What to produce =>
Every line in the following data that has "structured" counts toward the total; state that total alone.

◇ ◇ ◇ ◇ ◇ ◇ ◇

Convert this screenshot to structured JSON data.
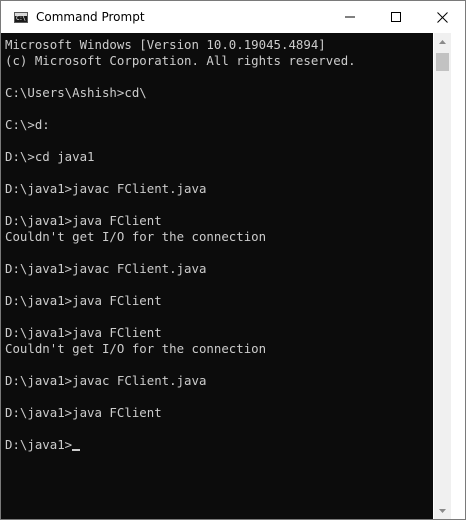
{
  "window": {
    "title": "Command Prompt",
    "app_icon_text": "C:\\",
    "app_icon": "command-prompt-icon",
    "controls": {
      "minimize": "minimize-icon",
      "maximize": "maximize-icon",
      "close": "close-icon"
    }
  },
  "console": {
    "lines": [
      "Microsoft Windows [Version 10.0.19045.4894]",
      "(c) Microsoft Corporation. All rights reserved.",
      "",
      "C:\\Users\\Ashish>cd\\",
      "",
      "C:\\>d:",
      "",
      "D:\\>cd java1",
      "",
      "D:\\java1>javac FClient.java",
      "",
      "D:\\java1>java FClient",
      "Couldn't get I/O for the connection",
      "",
      "D:\\java1>javac FClient.java",
      "",
      "D:\\java1>java FClient",
      "",
      "D:\\java1>java FClient",
      "Couldn't get I/O for the connection",
      "",
      "D:\\java1>javac FClient.java",
      "",
      "D:\\java1>java FClient",
      ""
    ],
    "current_prompt": "D:\\java1>"
  },
  "colors": {
    "console_background": "#0c0c0c",
    "console_text": "#cccccc",
    "titlebar": "#ffffff",
    "scrollbar_track": "#f0f0f0",
    "scrollbar_thumb": "#c2c2c2"
  }
}
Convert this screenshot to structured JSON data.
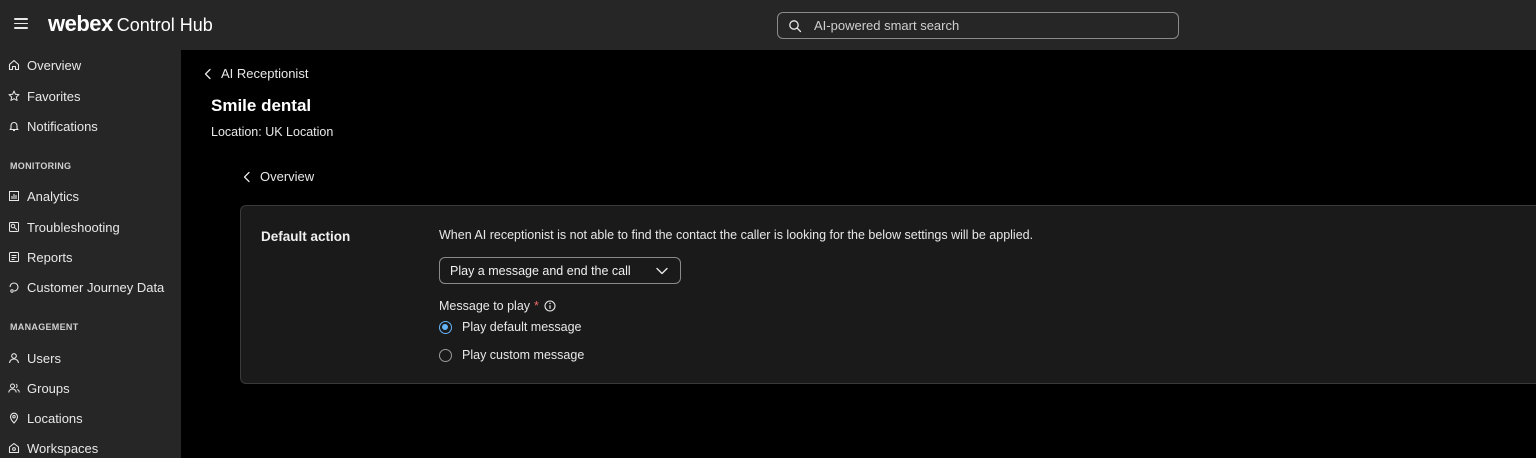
{
  "header": {
    "brand": "webex",
    "product": "Control Hub",
    "search_placeholder": "AI-powered smart search"
  },
  "sidebar": {
    "items_top": [
      {
        "label": "Overview",
        "icon": "home-icon"
      },
      {
        "label": "Favorites",
        "icon": "star-icon"
      },
      {
        "label": "Notifications",
        "icon": "bell-icon"
      }
    ],
    "monitoring_title": "MONITORING",
    "monitoring": [
      {
        "label": "Analytics",
        "icon": "bar-chart-icon"
      },
      {
        "label": "Troubleshooting",
        "icon": "troubleshoot-icon"
      },
      {
        "label": "Reports",
        "icon": "report-icon"
      },
      {
        "label": "Customer Journey Data",
        "icon": "journey-icon"
      }
    ],
    "management_title": "MANAGEMENT",
    "management": [
      {
        "label": "Users",
        "icon": "user-icon"
      },
      {
        "label": "Groups",
        "icon": "group-icon"
      },
      {
        "label": "Locations",
        "icon": "location-pin-icon"
      },
      {
        "label": "Workspaces",
        "icon": "workspace-icon"
      }
    ]
  },
  "main": {
    "back_label": "AI Receptionist",
    "title": "Smile dental",
    "location": "Location: UK Location",
    "sub_back_label": "Overview",
    "card": {
      "title": "Default action",
      "description": "When AI receptionist is not able to find the contact the caller is looking for the below settings will be applied.",
      "select_value": "Play a message and end the call",
      "field_label": "Message to play",
      "required_mark": "*",
      "radio_default": "Play default message",
      "radio_custom": "Play custom message"
    }
  },
  "colors": {
    "accent": "#64b4fa",
    "required": "#f06a6a",
    "chrome": "#262626",
    "background": "#000000"
  }
}
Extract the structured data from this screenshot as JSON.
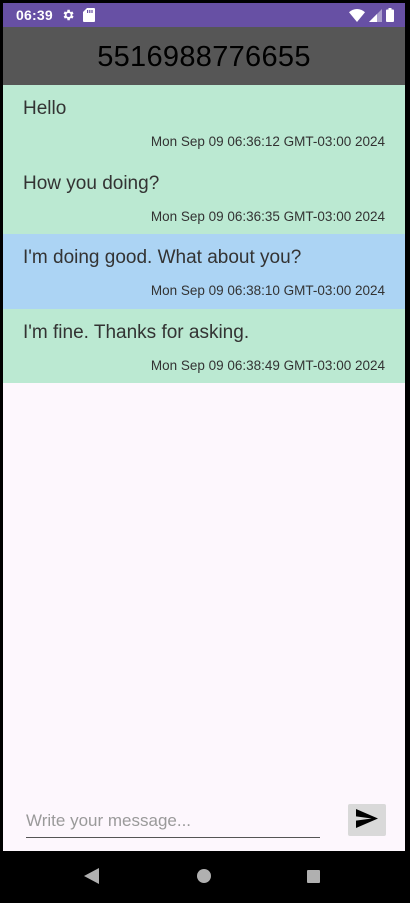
{
  "status_bar": {
    "time": "06:39",
    "icons": [
      "gear-icon",
      "sd-card-icon",
      "wifi-icon",
      "signal-icon",
      "battery-icon"
    ]
  },
  "app_bar": {
    "title": "5516988776655",
    "background": "#565656"
  },
  "messages": [
    {
      "text": "Hello",
      "timestamp": "Mon Sep 09 06:36:12 GMT-03:00 2024",
      "direction": "received",
      "color": "#bbe9d2"
    },
    {
      "text": "How you doing?",
      "timestamp": "Mon Sep 09 06:36:35 GMT-03:00 2024",
      "direction": "received",
      "color": "#bbe9d2"
    },
    {
      "text": "I'm doing good. What about you?",
      "timestamp": "Mon Sep 09 06:38:10 GMT-03:00 2024",
      "direction": "sent",
      "color": "#acd4f4"
    },
    {
      "text": "I'm fine. Thanks for asking.",
      "timestamp": "Mon Sep 09 06:38:49 GMT-03:00 2024",
      "direction": "received",
      "color": "#bbe9d2"
    }
  ],
  "composer": {
    "placeholder": "Write your message...",
    "value": "",
    "send_icon": "send-icon"
  },
  "nav_bar": {
    "icons": [
      "back-icon",
      "home-icon",
      "recents-icon"
    ]
  },
  "colors": {
    "status_bar": "#6750a4",
    "screen_background": "#fdf7fd"
  }
}
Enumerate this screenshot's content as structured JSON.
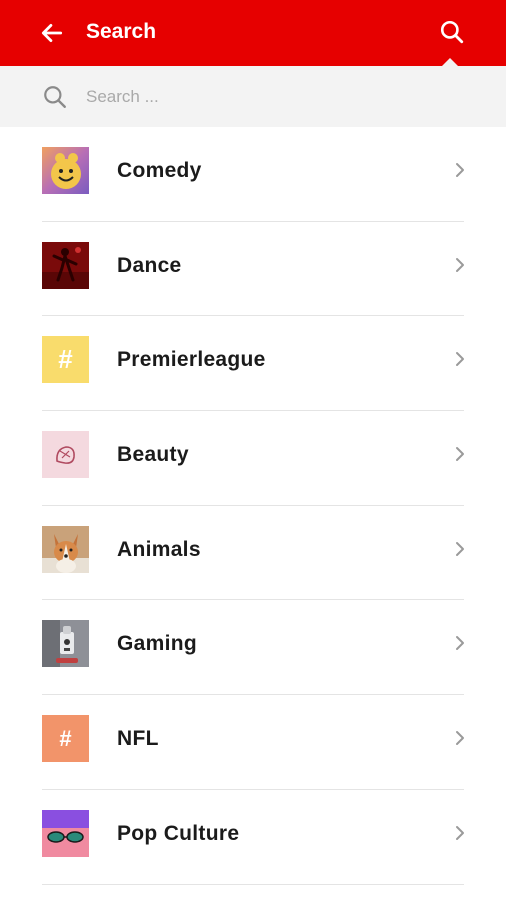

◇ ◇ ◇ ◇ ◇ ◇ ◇

Answer box =>
4